Henry felt a jolt of sadness. He had thought he knew Dale pretty well, but this new bit of information came as a complete surprise. They walked in silence for several seconds before Dale continued.
"My father wasn't a good man. Drinking all the time. Coming home in the wee hours of the morning. He was always screaming at me about something." Dale imitated an old man's voice. "You can't do nothing right! You ain't never going to amount to anything!"
Henry's surprise turned to anger, bubbling in his veins.

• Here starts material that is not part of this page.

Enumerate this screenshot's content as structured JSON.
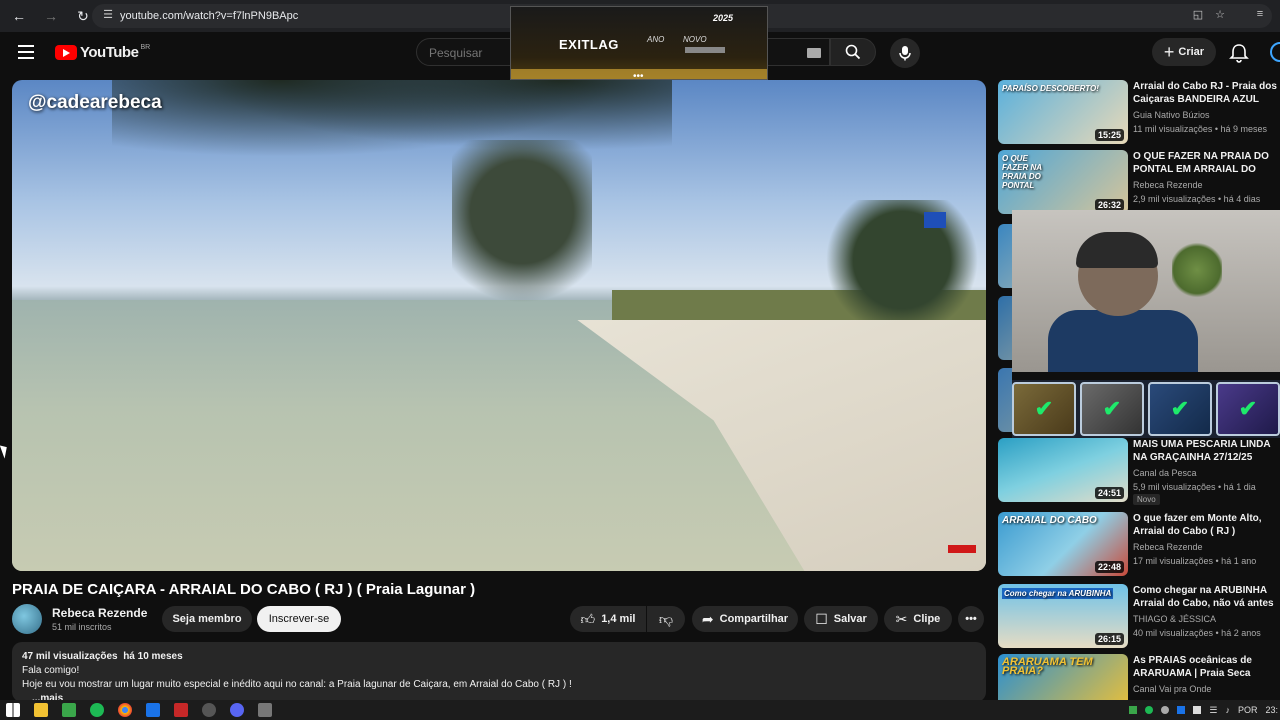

Dale resumed his story. "But the summer I turned sixteen, I grew six inches, and most of that was muscle. After a night of boozing, my father came home and wanted my mother to make him a ham and cheese sandwich. When she refused, he called her a 'sorry excuse for a wife' among other things. That's when the shouting started. It turned physical when he tackled her to the floor and started choking her. I pulled him off. And when he turned around, fist cocked, I unloaded a punch with everything I had. Knocked him unconscious. When he came to, he packed his bags and left. I never saw the man again. I don't know ... I guess the situation between my parents is the reason why I never married."
Henry stopped walking and met his friend's eyes. "Sorry, Dale. That couldn't have been easy, growing up under those conditions."
"No," Dale said. "It sure wasn't."
"It's not going to be like that with me and Sarah though."
Dale opened his mouth to respond. But before he replied, he tilted his head upwards, studying something over Henry's shoulder. "Looks like someone wrote you a message."
Henry turned to see what Dale was talking about, and his stomach clenched.
On the front of the black bunkhouse, there was another racial slur scrawled in white paint over the weathered wood. Only this time, it was directed specifically at Henry.
HENRY LOUIS! WE'RE COMING AFTER YOU!! V
Henry just stared at those words. He felt like a piece of him had just left his body and was hovering over them, watching the scene unfold.
The Vigilantes of the White are coming after me?!
The thought sent a chill up his spine. A one-to-one to fight? That he could handle. But a one-to-ten fight, and probably more? That was too much to ask.
Dale broke the silence. "Come on, Henry. Let's finish up and get out of here."
They started walking again, but Henry peered back at the graffiti one last time.
He just didn't understand the reason behind their hatred. Because he was playing baseball? The game he loved? On a white team?
It just didn't make any sense.
Yep, the role of the Vigilantes of the White is about to pick up. The VOW will becoming after Henry. How he responds will determine his future ... and the future of practically everyone in Hester and beyond.
Once again, I'm so excited you took the time to drop by. Thank you!
All the best!
YOU ARE READING
Color (Completed)Historical Fiction
WATTYS SHORTLISTED! During World War I, a black baseball player gets a second chance to play ball on an all-white steel mill baseball team, an action that shocks and divides an entire town. Targeted by opponents, his own team, and mysterious vigilan...